Data for analysis: Begin

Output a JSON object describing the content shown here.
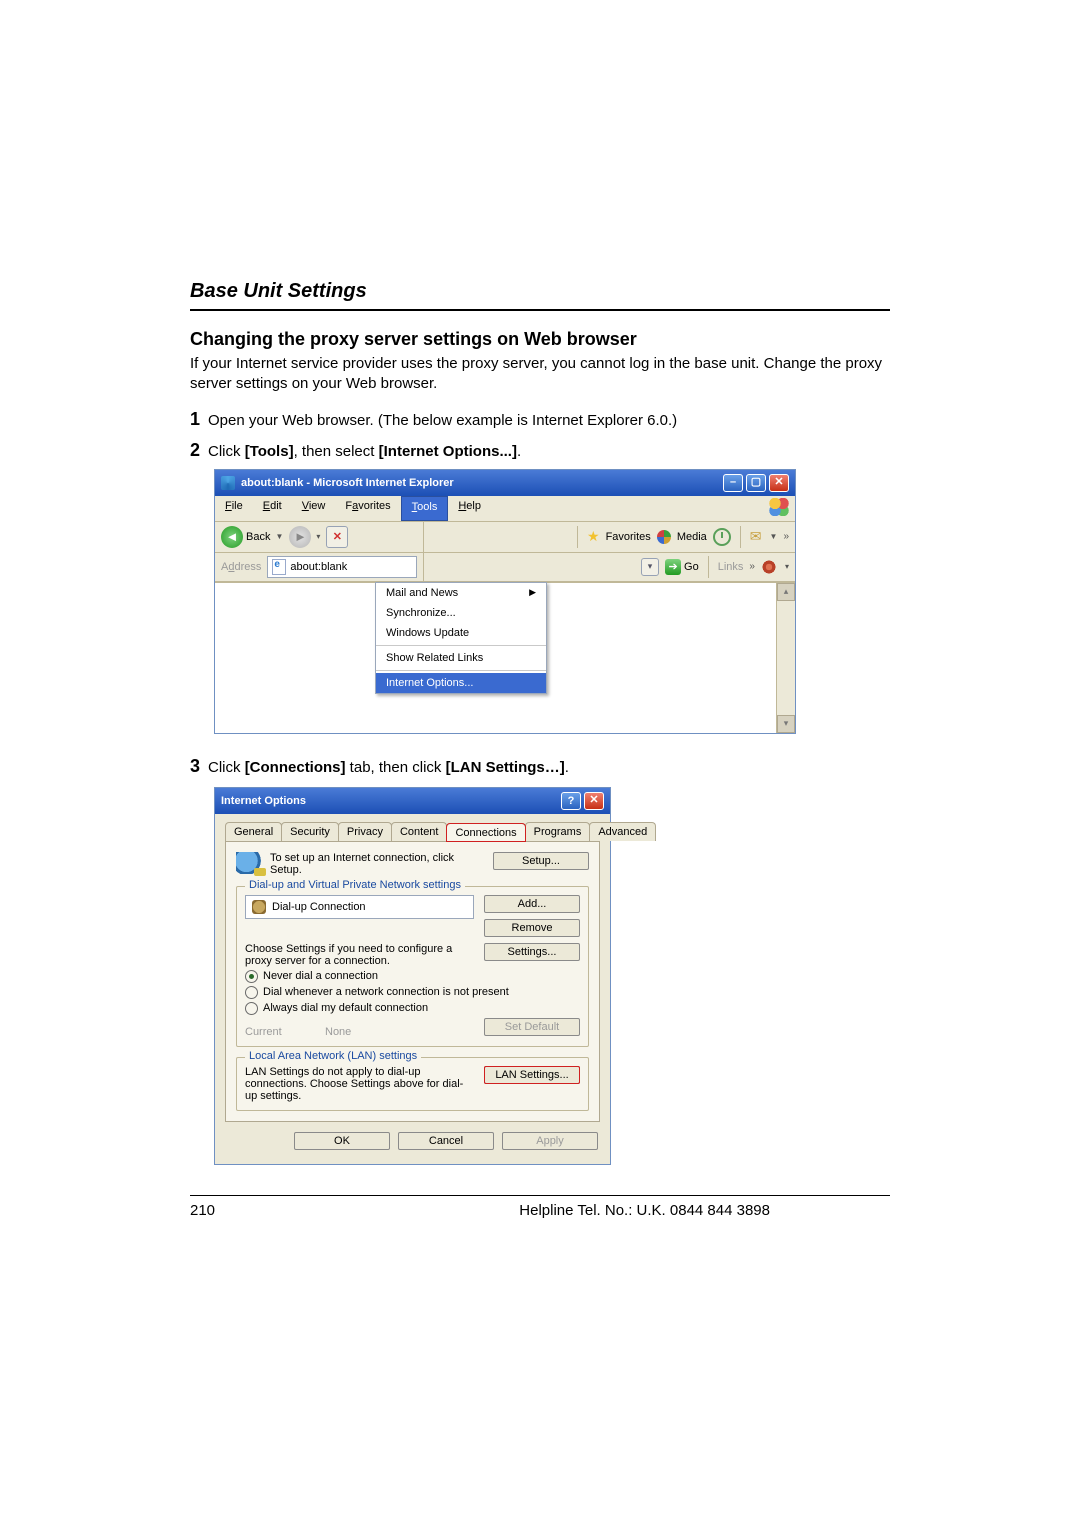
{
  "section_title": "Base Unit Settings",
  "heading": "Changing the proxy server settings on Web browser",
  "intro": "If your Internet service provider uses the proxy server, you cannot log in the base unit. Change the proxy server settings on your Web browser.",
  "steps": {
    "s1_num": "1",
    "s1_text": "Open your Web browser. (The below example is Internet Explorer 6.0.)",
    "s2_num": "2",
    "s2_pre": "Click ",
    "s2_bold1": "[Tools]",
    "s2_mid": ", then select ",
    "s2_bold2": "[Internet Options...]",
    "s2_post": ".",
    "s3_num": "3",
    "s3_pre": "Click ",
    "s3_bold1": "[Connections]",
    "s3_mid": " tab, then click ",
    "s3_bold2": "[LAN Settings…]",
    "s3_post": "."
  },
  "ie": {
    "title": "about:blank - Microsoft Internet Explorer",
    "menu": {
      "file": "File",
      "edit": "Edit",
      "view": "View",
      "favorites": "Favorites",
      "tools": "Tools",
      "help": "Help"
    },
    "toolbar": {
      "back": "Back",
      "favorites": "Favorites",
      "media": "Media"
    },
    "address_label": "Address",
    "address_value": "about:blank",
    "go": "Go",
    "links": "Links",
    "tools_menu": {
      "mail": "Mail and News",
      "sync": "Synchronize...",
      "wu": "Windows Update",
      "related": "Show Related Links",
      "iopts": "Internet Options..."
    }
  },
  "dlg": {
    "title": "Internet Options",
    "tabs": {
      "general": "General",
      "security": "Security",
      "privacy": "Privacy",
      "content": "Content",
      "connections": "Connections",
      "programs": "Programs",
      "advanced": "Advanced"
    },
    "setup_text": "To set up an Internet connection, click Setup.",
    "setup_btn": "Setup...",
    "dialup_legend": "Dial-up and Virtual Private Network settings",
    "dialup_item": "Dial-up Connection",
    "add_btn": "Add...",
    "remove_btn": "Remove",
    "proxy_hint": "Choose Settings if you need to configure a proxy server for a connection.",
    "settings_btn": "Settings...",
    "r1": "Never dial a connection",
    "r2": "Dial whenever a network connection is not present",
    "r3": "Always dial my default connection",
    "current_lbl": "Current",
    "current_val": "None",
    "setdefault_btn": "Set Default",
    "lan_legend": "Local Area Network (LAN) settings",
    "lan_hint": "LAN Settings do not apply to dial-up connections. Choose Settings above for dial-up settings.",
    "lan_btn": "LAN Settings...",
    "ok": "OK",
    "cancel": "Cancel",
    "apply": "Apply"
  },
  "footer": {
    "page": "210",
    "help": "Helpline Tel. No.: U.K. 0844 844 3898"
  }
}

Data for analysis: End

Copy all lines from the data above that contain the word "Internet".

Written reply:
  "intro": "If your Internet service provider uses the proxy server, you cannot log in the base unit. Change the proxy server settings on your Web browser.",
    "s1_text": "Open your Web browser. (The below example is Internet Explorer 6.0.)",
    "s2_bold2": "[Internet Options...]",
    "title": "about:blank - Microsoft Internet Explorer",
      "iopts": "Internet Options..."
    "title": "Internet Options",
    "setup_text": "To set up an Internet connection, click Setup.",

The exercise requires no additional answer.